numbers by means of letters, signs of
operations and other symbols.
Coefficient
3x + 4y
Expression
Term

Laws
Associative law
3a + (2b 3c) = (3a +2b) 3c
(a x b) x c = a x (b x c)

Commutative law
3a x 2b = 2b x 3a

Distributive law
a(b + c) = ab + ac

Special Products

(a + b) (a + b) = a2 +2ab + b2
(a - b) (a - b) = a2 - 2ab + b2
(a + b) (a - b) = a2 - b2
(a + b) (a + ) = a2 +a(b + c) + bc
(a + b) (c + d) = ac + ad + bc + bd
a3 + b3= (a + b) (a2 - ab + b2)
a3 - b3= (a - b) (a2 + ab + b2)

Simplification of Expressions
Exercises

Equations
Linear equations
3x + 5 = 9x 7

Algebraic sentence

Word problems
Simultaneous equations

Quadratic Equations
ax2 + bx + c = 0
Solutions
By plotting graphs
By completing the square
By quadratic formula

b b 4ac
x
2a
2

Review Problems

Geometry
Objective :
To evaluate the areas and volumes of different
geometric shapes.
To understand the relationship of angular,
linear and irregular geometric figures.

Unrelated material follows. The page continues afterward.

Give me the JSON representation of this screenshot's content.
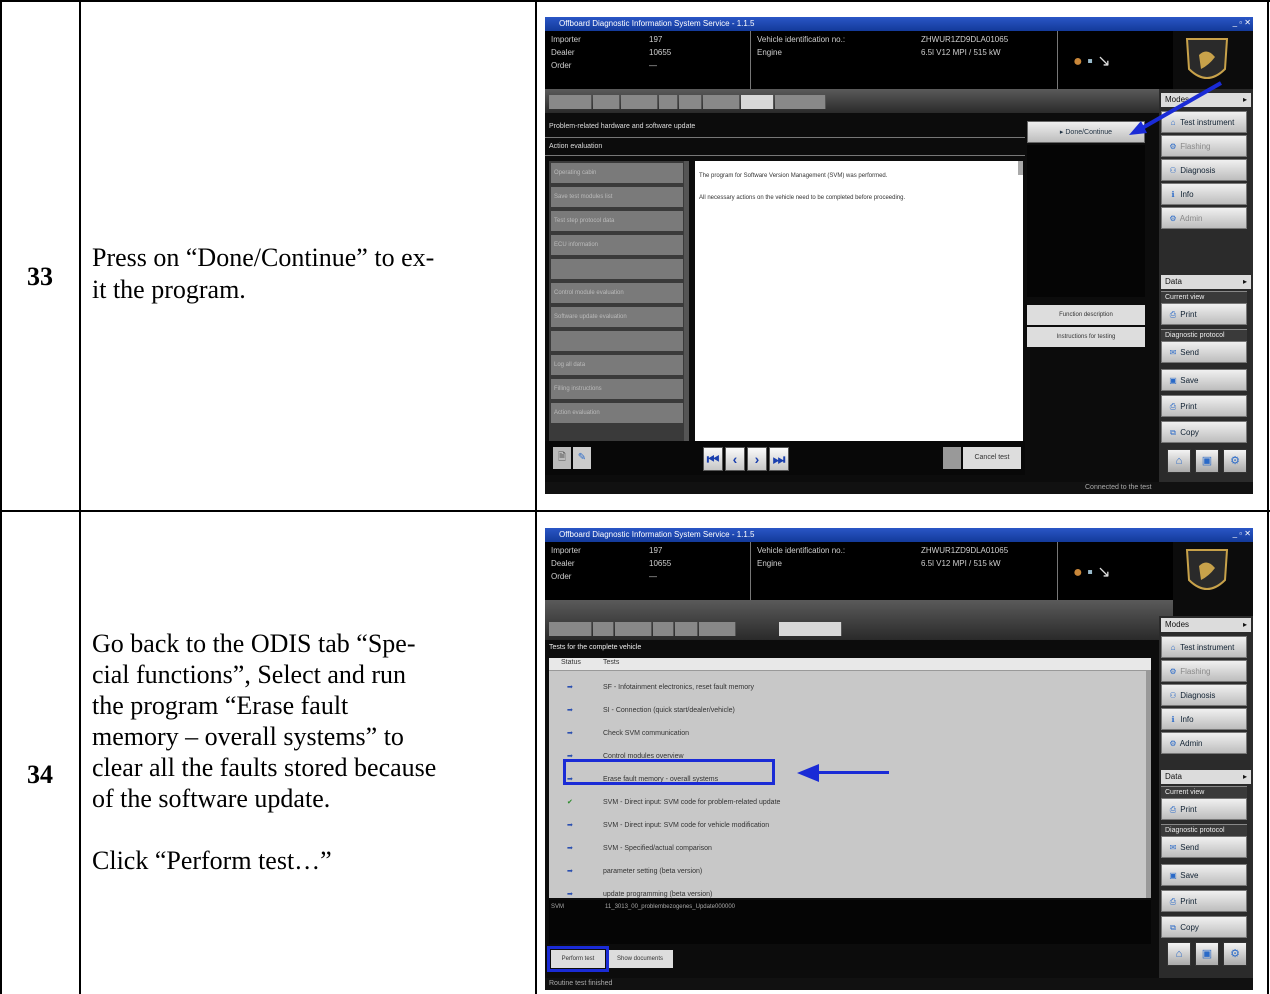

Fundamental Concepts
Point

Designation , + , x,

Line
One dimensional
Path traced by a point
Types
Segment
Straight
curved

## Fundamental Concepts (Contd.)

Plane
Two dimensional
Path traced by a line

Volume
Three dimensional
Path traced by surfaces

Angles
Made by two straight lines which are
intersecting
Acute
Obtuse
Right

Measurement
Degree
Radian
Gradient
Revolutions

Triangles
Right
Isosceles
Equilateral
Scalene

Polygons
Square
Pentagon
Hexagon
Heptagon

Trigonometry